WHAT YOU ARE ASKED TO DO – Where a line holds the word "icon", count it, then give only the total for the entries below.

(Component data from apps and pages)
______________________________
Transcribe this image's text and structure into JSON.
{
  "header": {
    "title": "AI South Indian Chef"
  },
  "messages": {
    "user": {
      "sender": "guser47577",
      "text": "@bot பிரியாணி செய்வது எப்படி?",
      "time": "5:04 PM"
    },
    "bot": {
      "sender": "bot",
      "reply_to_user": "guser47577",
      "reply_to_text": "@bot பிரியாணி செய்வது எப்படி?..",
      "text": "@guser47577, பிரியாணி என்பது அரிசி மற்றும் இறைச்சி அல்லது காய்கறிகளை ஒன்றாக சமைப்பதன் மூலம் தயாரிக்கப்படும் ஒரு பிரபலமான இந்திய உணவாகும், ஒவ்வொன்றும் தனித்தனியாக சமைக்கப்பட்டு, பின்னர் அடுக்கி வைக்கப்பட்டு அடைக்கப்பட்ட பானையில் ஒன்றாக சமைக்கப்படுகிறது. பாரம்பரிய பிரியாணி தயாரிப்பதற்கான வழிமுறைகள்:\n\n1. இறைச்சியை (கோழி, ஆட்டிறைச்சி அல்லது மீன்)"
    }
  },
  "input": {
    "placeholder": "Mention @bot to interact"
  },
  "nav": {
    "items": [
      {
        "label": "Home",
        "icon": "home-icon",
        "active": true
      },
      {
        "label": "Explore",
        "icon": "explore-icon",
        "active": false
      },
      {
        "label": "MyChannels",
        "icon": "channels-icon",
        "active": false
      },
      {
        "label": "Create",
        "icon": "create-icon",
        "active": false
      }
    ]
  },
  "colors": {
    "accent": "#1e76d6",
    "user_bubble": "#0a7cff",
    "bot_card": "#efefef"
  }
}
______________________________
ANSWER TO THIS EXERCISE – 4